Records shown START

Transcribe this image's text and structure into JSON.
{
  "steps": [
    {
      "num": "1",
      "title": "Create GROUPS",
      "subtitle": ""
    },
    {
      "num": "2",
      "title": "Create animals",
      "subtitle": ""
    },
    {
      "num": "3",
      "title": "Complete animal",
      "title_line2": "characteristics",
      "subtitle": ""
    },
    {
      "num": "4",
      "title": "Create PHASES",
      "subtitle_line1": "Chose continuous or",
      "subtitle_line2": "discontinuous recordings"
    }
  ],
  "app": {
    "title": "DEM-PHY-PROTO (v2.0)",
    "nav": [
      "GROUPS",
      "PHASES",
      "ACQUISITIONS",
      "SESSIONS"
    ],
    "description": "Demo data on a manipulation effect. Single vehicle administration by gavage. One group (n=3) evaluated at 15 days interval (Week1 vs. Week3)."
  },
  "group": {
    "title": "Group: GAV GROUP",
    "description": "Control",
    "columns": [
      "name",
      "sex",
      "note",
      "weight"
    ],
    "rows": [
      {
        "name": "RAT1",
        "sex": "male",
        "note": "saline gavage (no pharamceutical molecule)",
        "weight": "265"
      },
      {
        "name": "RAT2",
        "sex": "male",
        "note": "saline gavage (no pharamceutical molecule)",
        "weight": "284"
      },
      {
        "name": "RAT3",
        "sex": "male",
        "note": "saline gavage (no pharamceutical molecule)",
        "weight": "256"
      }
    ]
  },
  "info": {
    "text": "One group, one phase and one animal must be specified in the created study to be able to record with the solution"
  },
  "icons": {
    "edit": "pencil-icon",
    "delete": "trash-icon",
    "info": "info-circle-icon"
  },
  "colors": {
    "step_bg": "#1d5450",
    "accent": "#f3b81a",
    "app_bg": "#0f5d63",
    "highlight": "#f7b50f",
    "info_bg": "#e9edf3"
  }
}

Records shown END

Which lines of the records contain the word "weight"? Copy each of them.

      "weight"
        "weight": "265"
        "weight": "284"
        "weight": "256"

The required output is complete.